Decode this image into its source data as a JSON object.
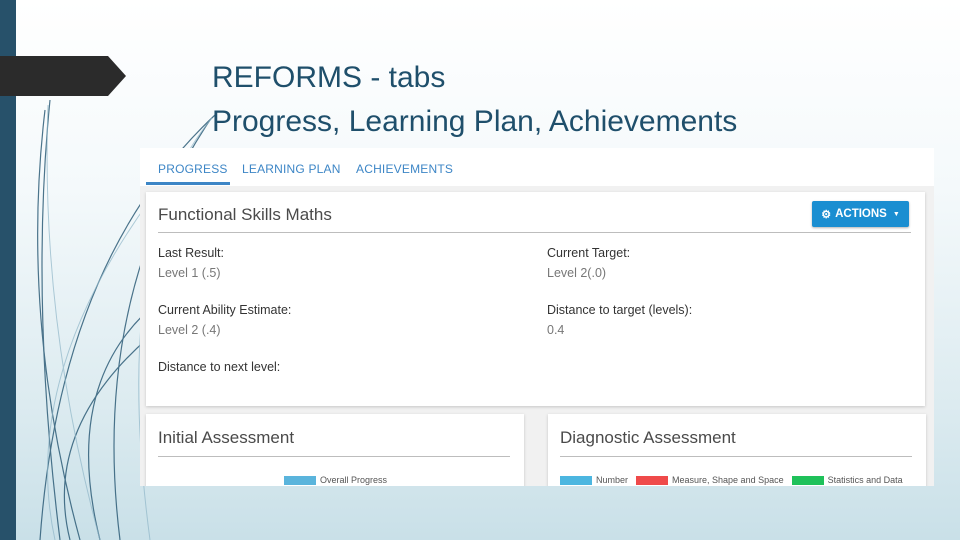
{
  "slide": {
    "title_line1": "REFORMS - tabs",
    "title_line2": "Progress, Learning Plan, Achievements"
  },
  "tabs": [
    {
      "label": "PROGRESS",
      "active": true
    },
    {
      "label": "LEARNING PLAN",
      "active": false
    },
    {
      "label": "ACHIEVEMENTS",
      "active": false
    }
  ],
  "main_card": {
    "title": "Functional Skills Maths",
    "actions_label": "ACTIONS",
    "fields": {
      "last_result_label": "Last Result:",
      "last_result_value": "Level 1 (.5)",
      "current_target_label": "Current Target:",
      "current_target_value": "Level 2(.0)",
      "ability_label": "Current Ability Estimate:",
      "ability_value": "Level 2 (.4)",
      "distance_target_label": "Distance to target (levels):",
      "distance_target_value": "0.4",
      "distance_next_label": "Distance to next level:"
    }
  },
  "initial_card": {
    "title": "Initial Assessment",
    "legend": [
      {
        "label": "Overall Progress",
        "color": "#5ab4dc"
      }
    ]
  },
  "diagnostic_card": {
    "title": "Diagnostic Assessment",
    "legend": [
      {
        "label": "Number",
        "color": "#4cb6e0"
      },
      {
        "label": "Measure, Shape and Space",
        "color": "#ef4a4a"
      },
      {
        "label": "Statistics and Data",
        "color": "#1fc15a"
      }
    ]
  },
  "colors": {
    "accent": "#3d86c6",
    "button": "#1a8ed1",
    "sidebar": "#27516a"
  }
}
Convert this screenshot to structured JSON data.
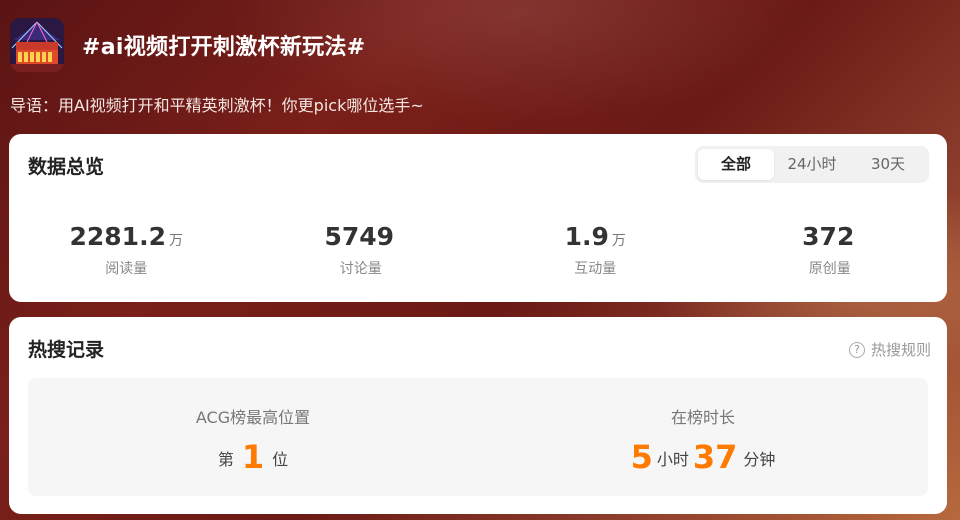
{
  "header": {
    "title": "#ai视频打开刺激杯新玩法#",
    "intro": "导语：用AI视频打开和平精英刺激杯！你更pick哪位选手~"
  },
  "overview": {
    "title": "数据总览",
    "tabs": [
      "全部",
      "24小时",
      "30天"
    ],
    "active_tab": "全部",
    "stats": [
      {
        "value": "2281.2",
        "unit": "万",
        "label": "阅读量"
      },
      {
        "value": "5749",
        "unit": "",
        "label": "讨论量"
      },
      {
        "value": "1.9",
        "unit": "万",
        "label": "互动量"
      },
      {
        "value": "372",
        "unit": "",
        "label": "原创量"
      }
    ]
  },
  "hot": {
    "title": "热搜记录",
    "rules_label": "热搜规则",
    "rules_icon": "?",
    "rank": {
      "label": "ACG榜最高位置",
      "prefix": "第",
      "value": "1",
      "suffix": "位"
    },
    "duration": {
      "label": "在榜时长",
      "hours": "5",
      "hours_unit": "小时",
      "minutes": "37",
      "minutes_unit": "分钟"
    }
  },
  "colors": {
    "accent": "#ff7a00",
    "background": "#6b1a15"
  }
}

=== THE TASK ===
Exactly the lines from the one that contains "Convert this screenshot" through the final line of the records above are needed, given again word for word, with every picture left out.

=== TASK SOLUTION ===
Convert this screenshot to structured JSON data.
{
  "header": {
    "title": "#ai视频打开刺激杯新玩法#",
    "intro": "导语：用AI视频打开和平精英刺激杯！你更pick哪位选手~"
  },
  "overview": {
    "title": "数据总览",
    "tabs": [
      "全部",
      "24小时",
      "30天"
    ],
    "active_tab": "全部",
    "stats": [
      {
        "value": "2281.2",
        "unit": "万",
        "label": "阅读量"
      },
      {
        "value": "5749",
        "unit": "",
        "label": "讨论量"
      },
      {
        "value": "1.9",
        "unit": "万",
        "label": "互动量"
      },
      {
        "value": "372",
        "unit": "",
        "label": "原创量"
      }
    ]
  },
  "hot": {
    "title": "热搜记录",
    "rules_label": "热搜规则",
    "rules_icon": "?",
    "rank": {
      "label": "ACG榜最高位置",
      "prefix": "第",
      "value": "1",
      "suffix": "位"
    },
    "duration": {
      "label": "在榜时长",
      "hours": "5",
      "hours_unit": "小时",
      "minutes": "37",
      "minutes_unit": "分钟"
    }
  },
  "colors": {
    "accent": "#ff7a00",
    "background": "#6b1a15"
  }
}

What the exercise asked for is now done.